Stored dataset items
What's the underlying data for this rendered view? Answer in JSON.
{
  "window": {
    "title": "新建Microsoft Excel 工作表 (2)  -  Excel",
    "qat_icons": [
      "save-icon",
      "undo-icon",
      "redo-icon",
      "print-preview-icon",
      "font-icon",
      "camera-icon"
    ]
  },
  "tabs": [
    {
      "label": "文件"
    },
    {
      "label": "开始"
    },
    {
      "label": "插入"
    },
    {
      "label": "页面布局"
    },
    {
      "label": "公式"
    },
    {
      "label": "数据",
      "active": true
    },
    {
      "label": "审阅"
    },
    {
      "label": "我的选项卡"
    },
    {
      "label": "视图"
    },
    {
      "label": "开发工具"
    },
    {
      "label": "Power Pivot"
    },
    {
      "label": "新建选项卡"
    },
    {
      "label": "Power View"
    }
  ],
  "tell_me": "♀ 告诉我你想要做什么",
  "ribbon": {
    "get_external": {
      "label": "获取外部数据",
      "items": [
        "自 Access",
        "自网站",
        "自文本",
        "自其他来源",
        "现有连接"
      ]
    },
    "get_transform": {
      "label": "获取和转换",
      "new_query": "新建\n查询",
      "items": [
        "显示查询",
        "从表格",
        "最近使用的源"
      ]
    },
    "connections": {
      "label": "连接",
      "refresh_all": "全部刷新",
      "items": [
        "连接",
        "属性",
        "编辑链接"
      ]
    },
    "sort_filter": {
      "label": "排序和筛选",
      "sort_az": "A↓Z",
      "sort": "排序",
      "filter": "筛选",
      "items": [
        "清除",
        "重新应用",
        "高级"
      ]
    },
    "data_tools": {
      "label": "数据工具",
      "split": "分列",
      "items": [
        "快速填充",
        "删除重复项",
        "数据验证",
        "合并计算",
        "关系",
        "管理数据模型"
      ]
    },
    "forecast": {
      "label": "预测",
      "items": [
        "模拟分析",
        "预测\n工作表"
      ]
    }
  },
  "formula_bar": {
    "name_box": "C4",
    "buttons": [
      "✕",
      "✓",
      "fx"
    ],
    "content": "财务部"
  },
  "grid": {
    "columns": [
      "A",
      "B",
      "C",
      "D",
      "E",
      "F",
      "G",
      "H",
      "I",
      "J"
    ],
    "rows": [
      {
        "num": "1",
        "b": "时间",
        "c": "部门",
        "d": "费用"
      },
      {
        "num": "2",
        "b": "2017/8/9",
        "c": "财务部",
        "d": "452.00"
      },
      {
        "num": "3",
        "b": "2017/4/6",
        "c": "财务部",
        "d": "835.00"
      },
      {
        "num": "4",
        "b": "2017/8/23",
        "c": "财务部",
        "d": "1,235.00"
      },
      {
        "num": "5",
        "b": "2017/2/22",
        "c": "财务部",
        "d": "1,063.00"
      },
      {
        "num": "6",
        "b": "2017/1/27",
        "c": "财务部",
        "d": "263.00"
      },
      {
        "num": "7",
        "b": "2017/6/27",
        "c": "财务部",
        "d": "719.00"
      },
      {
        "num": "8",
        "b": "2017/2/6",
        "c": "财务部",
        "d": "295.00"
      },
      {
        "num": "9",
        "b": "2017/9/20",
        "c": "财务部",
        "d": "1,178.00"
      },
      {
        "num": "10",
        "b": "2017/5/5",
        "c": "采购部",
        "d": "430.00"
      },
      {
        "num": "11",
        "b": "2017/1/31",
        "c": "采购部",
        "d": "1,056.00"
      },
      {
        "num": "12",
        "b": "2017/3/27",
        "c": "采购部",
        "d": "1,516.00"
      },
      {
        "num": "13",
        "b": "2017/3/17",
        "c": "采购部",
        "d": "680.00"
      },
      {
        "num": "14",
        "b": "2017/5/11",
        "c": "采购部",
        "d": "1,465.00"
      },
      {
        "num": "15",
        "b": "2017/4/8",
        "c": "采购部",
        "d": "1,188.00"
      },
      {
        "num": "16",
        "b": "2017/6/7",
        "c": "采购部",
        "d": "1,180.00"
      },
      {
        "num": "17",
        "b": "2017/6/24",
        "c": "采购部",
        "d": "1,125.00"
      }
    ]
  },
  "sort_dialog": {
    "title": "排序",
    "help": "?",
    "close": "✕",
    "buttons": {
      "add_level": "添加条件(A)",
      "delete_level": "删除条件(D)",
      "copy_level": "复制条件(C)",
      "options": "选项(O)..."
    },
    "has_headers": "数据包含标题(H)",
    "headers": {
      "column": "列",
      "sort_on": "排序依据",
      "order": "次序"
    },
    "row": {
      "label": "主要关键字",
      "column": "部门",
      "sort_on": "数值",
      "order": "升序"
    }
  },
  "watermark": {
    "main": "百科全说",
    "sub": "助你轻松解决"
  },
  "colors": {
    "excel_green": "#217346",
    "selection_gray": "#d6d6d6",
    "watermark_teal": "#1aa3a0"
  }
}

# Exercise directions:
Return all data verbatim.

# Exercise result:
What's the underlying data for this rendered view? Answer in JSON.
{
  "window": {
    "title": "新建Microsoft Excel 工作表 (2)  -  Excel",
    "qat_icons": [
      "save-icon",
      "undo-icon",
      "redo-icon",
      "print-preview-icon",
      "font-icon",
      "camera-icon"
    ]
  },
  "tabs": [
    {
      "label": "文件"
    },
    {
      "label": "开始"
    },
    {
      "label": "插入"
    },
    {
      "label": "页面布局"
    },
    {
      "label": "公式"
    },
    {
      "label": "数据",
      "active": true
    },
    {
      "label": "审阅"
    },
    {
      "label": "我的选项卡"
    },
    {
      "label": "视图"
    },
    {
      "label": "开发工具"
    },
    {
      "label": "Power Pivot"
    },
    {
      "label": "新建选项卡"
    },
    {
      "label": "Power View"
    }
  ],
  "tell_me": "♀ 告诉我你想要做什么",
  "ribbon": {
    "get_external": {
      "label": "获取外部数据",
      "items": [
        "自 Access",
        "自网站",
        "自文本",
        "自其他来源",
        "现有连接"
      ]
    },
    "get_transform": {
      "label": "获取和转换",
      "new_query": "新建\n查询",
      "items": [
        "显示查询",
        "从表格",
        "最近使用的源"
      ]
    },
    "connections": {
      "label": "连接",
      "refresh_all": "全部刷新",
      "items": [
        "连接",
        "属性",
        "编辑链接"
      ]
    },
    "sort_filter": {
      "label": "排序和筛选",
      "sort_az": "A↓Z",
      "sort": "排序",
      "filter": "筛选",
      "items": [
        "清除",
        "重新应用",
        "高级"
      ]
    },
    "data_tools": {
      "label": "数据工具",
      "split": "分列",
      "items": [
        "快速填充",
        "删除重复项",
        "数据验证",
        "合并计算",
        "关系",
        "管理数据模型"
      ]
    },
    "forecast": {
      "label": "预测",
      "items": [
        "模拟分析",
        "预测\n工作表"
      ]
    }
  },
  "formula_bar": {
    "name_box": "C4",
    "buttons": [
      "✕",
      "✓",
      "fx"
    ],
    "content": "财务部"
  },
  "grid": {
    "columns": [
      "A",
      "B",
      "C",
      "D",
      "E",
      "F",
      "G",
      "H",
      "I",
      "J"
    ],
    "rows": [
      {
        "num": "1",
        "b": "时间",
        "c": "部门",
        "d": "费用"
      },
      {
        "num": "2",
        "b": "2017/8/9",
        "c": "财务部",
        "d": "452.00"
      },
      {
        "num": "3",
        "b": "2017/4/6",
        "c": "财务部",
        "d": "835.00"
      },
      {
        "num": "4",
        "b": "2017/8/23",
        "c": "财务部",
        "d": "1,235.00"
      },
      {
        "num": "5",
        "b": "2017/2/22",
        "c": "财务部",
        "d": "1,063.00"
      },
      {
        "num": "6",
        "b": "2017/1/27",
        "c": "财务部",
        "d": "263.00"
      },
      {
        "num": "7",
        "b": "2017/6/27",
        "c": "财务部",
        "d": "719.00"
      },
      {
        "num": "8",
        "b": "2017/2/6",
        "c": "财务部",
        "d": "295.00"
      },
      {
        "num": "9",
        "b": "2017/9/20",
        "c": "财务部",
        "d": "1,178.00"
      },
      {
        "num": "10",
        "b": "2017/5/5",
        "c": "采购部",
        "d": "430.00"
      },
      {
        "num": "11",
        "b": "2017/1/31",
        "c": "采购部",
        "d": "1,056.00"
      },
      {
        "num": "12",
        "b": "2017/3/27",
        "c": "采购部",
        "d": "1,516.00"
      },
      {
        "num": "13",
        "b": "2017/3/17",
        "c": "采购部",
        "d": "680.00"
      },
      {
        "num": "14",
        "b": "2017/5/11",
        "c": "采购部",
        "d": "1,465.00"
      },
      {
        "num": "15",
        "b": "2017/4/8",
        "c": "采购部",
        "d": "1,188.00"
      },
      {
        "num": "16",
        "b": "2017/6/7",
        "c": "采购部",
        "d": "1,180.00"
      },
      {
        "num": "17",
        "b": "2017/6/24",
        "c": "采购部",
        "d": "1,125.00"
      }
    ]
  },
  "sort_dialog": {
    "title": "排序",
    "help": "?",
    "close": "✕",
    "buttons": {
      "add_level": "添加条件(A)",
      "delete_level": "删除条件(D)",
      "copy_level": "复制条件(C)",
      "options": "选项(O)..."
    },
    "has_headers": "数据包含标题(H)",
    "headers": {
      "column": "列",
      "sort_on": "排序依据",
      "order": "次序"
    },
    "row": {
      "label": "主要关键字",
      "column": "部门",
      "sort_on": "数值",
      "order": "升序"
    }
  },
  "watermark": {
    "main": "百科全说",
    "sub": "助你轻松解决"
  },
  "colors": {
    "excel_green": "#217346",
    "selection_gray": "#d6d6d6",
    "watermark_teal": "#1aa3a0"
  }
}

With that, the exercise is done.